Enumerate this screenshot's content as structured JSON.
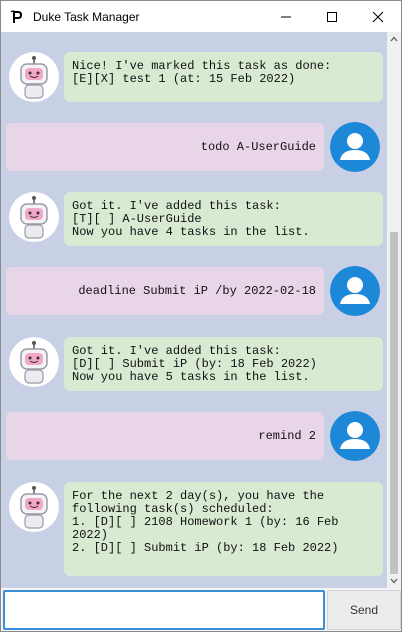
{
  "window": {
    "title": "Duke Task Manager",
    "icon": "duke-logo-icon",
    "controls": [
      "minimize-icon",
      "maximize-icon",
      "close-icon"
    ]
  },
  "messages": [
    {
      "sender": "duke",
      "text": "Nice! I've marked this task as done:\n[E][X] test 1 (at: 15 Feb 2022)"
    },
    {
      "sender": "user",
      "text": "todo A-UserGuide"
    },
    {
      "sender": "duke",
      "text": "Got it. I've added this task:\n[T][ ] A-UserGuide\nNow you have 4 tasks in the list."
    },
    {
      "sender": "user",
      "text": "deadline Submit iP /by 2022-02-18"
    },
    {
      "sender": "duke",
      "text": "Got it. I've added this task:\n[D][ ] Submit iP (by: 18 Feb 2022)\nNow you have 5 tasks in the list."
    },
    {
      "sender": "user",
      "text": "remind 2"
    },
    {
      "sender": "duke",
      "text": "For the next 2 day(s), you have the\nfollowing task(s) scheduled:\n1. [D][ ] 2108 Homework 1 (by: 16 Feb\n2022)\n2. [D][ ] Submit iP (by: 18 Feb 2022)"
    }
  ],
  "input": {
    "value": "",
    "placeholder": ""
  },
  "send_button": {
    "label": "Send"
  },
  "colors": {
    "chat_background": "#c8d0e6",
    "duke_bubble": "#d9ead3",
    "user_bubble": "#e8d6e8",
    "user_avatar": "#1e88d8",
    "input_focus": "#3a8fd6"
  }
}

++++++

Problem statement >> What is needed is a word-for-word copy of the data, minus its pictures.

Answer >>
Enumerate this screenshot's content as structured JSON.
{
  "window": {
    "title": "Duke Task Manager",
    "icon": "duke-logo-icon",
    "controls": [
      "minimize-icon",
      "maximize-icon",
      "close-icon"
    ]
  },
  "messages": [
    {
      "sender": "duke",
      "text": "Nice! I've marked this task as done:\n[E][X] test 1 (at: 15 Feb 2022)"
    },
    {
      "sender": "user",
      "text": "todo A-UserGuide"
    },
    {
      "sender": "duke",
      "text": "Got it. I've added this task:\n[T][ ] A-UserGuide\nNow you have 4 tasks in the list."
    },
    {
      "sender": "user",
      "text": "deadline Submit iP /by 2022-02-18"
    },
    {
      "sender": "duke",
      "text": "Got it. I've added this task:\n[D][ ] Submit iP (by: 18 Feb 2022)\nNow you have 5 tasks in the list."
    },
    {
      "sender": "user",
      "text": "remind 2"
    },
    {
      "sender": "duke",
      "text": "For the next 2 day(s), you have the\nfollowing task(s) scheduled:\n1. [D][ ] 2108 Homework 1 (by: 16 Feb\n2022)\n2. [D][ ] Submit iP (by: 18 Feb 2022)"
    }
  ],
  "input": {
    "value": "",
    "placeholder": ""
  },
  "send_button": {
    "label": "Send"
  },
  "colors": {
    "chat_background": "#c8d0e6",
    "duke_bubble": "#d9ead3",
    "user_bubble": "#e8d6e8",
    "user_avatar": "#1e88d8",
    "input_focus": "#3a8fd6"
  }
}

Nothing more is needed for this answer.